Collected data
========================

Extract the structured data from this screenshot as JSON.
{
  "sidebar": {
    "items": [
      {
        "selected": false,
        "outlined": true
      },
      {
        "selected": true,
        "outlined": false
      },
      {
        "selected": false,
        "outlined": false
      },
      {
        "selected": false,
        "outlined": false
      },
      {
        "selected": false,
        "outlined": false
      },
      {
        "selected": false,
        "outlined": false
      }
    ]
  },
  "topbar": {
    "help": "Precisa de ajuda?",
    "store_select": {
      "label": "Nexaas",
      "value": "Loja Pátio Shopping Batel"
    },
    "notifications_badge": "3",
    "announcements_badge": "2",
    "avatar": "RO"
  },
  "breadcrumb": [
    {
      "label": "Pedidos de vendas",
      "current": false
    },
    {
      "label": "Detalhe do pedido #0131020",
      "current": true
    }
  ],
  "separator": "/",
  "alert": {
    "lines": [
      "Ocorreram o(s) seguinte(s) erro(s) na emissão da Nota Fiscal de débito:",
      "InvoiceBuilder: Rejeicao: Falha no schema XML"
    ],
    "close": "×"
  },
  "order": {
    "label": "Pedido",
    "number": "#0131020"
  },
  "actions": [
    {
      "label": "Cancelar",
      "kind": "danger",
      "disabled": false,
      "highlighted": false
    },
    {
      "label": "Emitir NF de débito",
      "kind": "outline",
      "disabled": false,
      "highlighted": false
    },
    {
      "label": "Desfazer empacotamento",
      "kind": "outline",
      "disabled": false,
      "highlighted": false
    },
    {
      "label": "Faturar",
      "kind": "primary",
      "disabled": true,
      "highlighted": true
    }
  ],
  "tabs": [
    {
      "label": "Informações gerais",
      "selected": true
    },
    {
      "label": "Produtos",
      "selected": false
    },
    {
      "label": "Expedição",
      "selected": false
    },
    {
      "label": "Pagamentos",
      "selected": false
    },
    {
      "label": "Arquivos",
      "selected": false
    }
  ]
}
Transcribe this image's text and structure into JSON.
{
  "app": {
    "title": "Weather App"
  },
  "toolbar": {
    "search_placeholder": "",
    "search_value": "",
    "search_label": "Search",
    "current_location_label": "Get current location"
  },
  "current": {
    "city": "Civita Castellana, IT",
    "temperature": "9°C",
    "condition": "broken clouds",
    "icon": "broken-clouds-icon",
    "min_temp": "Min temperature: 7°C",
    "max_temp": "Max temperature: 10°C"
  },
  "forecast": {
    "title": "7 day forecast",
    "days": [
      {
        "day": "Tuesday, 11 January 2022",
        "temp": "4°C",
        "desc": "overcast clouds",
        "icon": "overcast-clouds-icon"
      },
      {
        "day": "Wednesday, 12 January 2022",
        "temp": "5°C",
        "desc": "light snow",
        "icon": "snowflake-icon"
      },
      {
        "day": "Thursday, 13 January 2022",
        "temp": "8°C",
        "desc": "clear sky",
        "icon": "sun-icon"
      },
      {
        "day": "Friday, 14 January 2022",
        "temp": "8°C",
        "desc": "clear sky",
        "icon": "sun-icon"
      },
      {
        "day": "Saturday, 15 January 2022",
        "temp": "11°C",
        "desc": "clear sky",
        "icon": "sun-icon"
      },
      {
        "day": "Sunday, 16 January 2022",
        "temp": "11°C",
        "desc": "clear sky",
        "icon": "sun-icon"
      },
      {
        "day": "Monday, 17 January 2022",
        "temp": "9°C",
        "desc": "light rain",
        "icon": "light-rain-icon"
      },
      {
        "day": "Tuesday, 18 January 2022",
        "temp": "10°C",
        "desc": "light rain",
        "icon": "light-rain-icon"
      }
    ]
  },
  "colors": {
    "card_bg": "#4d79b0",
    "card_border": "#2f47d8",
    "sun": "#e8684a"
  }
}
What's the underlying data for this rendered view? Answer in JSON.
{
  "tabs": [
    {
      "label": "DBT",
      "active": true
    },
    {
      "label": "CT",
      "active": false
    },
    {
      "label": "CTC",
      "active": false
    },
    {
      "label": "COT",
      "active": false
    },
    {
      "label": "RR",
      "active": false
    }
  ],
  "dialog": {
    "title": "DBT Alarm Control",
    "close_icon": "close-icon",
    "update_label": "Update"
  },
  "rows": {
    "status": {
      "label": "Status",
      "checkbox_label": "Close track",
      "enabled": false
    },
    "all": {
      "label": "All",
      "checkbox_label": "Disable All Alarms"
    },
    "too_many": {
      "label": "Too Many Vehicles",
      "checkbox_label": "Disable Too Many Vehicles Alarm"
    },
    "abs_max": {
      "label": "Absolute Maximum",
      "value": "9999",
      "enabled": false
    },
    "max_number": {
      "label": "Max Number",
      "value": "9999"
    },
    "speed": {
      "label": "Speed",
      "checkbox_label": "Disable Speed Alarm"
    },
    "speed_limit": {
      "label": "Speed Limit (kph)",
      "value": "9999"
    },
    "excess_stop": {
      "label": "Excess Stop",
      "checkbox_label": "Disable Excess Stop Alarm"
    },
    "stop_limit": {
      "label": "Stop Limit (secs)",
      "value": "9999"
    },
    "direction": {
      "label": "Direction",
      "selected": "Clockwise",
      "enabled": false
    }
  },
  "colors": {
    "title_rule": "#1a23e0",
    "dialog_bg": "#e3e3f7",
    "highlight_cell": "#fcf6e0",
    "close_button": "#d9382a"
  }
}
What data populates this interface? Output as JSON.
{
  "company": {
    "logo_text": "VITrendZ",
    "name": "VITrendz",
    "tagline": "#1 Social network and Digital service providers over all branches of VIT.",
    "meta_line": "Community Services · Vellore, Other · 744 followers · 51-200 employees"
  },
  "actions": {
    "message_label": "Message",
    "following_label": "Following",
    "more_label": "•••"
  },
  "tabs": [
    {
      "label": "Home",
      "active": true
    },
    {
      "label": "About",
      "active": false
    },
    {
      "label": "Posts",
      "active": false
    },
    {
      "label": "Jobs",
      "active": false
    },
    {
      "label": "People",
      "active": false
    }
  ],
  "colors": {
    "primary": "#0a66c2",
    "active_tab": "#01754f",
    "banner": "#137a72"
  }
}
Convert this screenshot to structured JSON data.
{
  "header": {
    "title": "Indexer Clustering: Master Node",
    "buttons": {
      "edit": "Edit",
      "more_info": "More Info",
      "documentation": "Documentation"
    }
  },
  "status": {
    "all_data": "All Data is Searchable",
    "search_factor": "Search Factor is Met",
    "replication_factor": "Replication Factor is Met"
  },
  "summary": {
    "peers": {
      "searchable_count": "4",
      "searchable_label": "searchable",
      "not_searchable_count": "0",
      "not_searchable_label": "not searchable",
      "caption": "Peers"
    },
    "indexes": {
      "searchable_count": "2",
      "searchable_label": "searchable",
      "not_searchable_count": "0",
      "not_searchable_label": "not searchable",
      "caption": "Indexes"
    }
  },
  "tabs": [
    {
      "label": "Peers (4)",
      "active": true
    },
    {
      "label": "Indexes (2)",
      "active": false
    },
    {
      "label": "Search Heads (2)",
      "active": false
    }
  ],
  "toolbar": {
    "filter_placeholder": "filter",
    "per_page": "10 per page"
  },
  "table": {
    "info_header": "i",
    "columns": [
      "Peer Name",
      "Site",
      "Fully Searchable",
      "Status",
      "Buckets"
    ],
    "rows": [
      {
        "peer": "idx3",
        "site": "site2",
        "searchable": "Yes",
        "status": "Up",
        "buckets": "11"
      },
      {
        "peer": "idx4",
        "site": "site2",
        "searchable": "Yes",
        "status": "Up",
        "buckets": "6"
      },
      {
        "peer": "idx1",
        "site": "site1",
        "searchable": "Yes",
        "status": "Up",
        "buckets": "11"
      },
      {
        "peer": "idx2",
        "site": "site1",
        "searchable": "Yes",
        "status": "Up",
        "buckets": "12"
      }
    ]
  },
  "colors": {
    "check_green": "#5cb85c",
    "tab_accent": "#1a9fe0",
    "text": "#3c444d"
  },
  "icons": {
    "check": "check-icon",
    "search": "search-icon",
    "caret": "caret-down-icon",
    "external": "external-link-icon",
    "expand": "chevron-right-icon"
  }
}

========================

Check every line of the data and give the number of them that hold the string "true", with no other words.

Task result: 9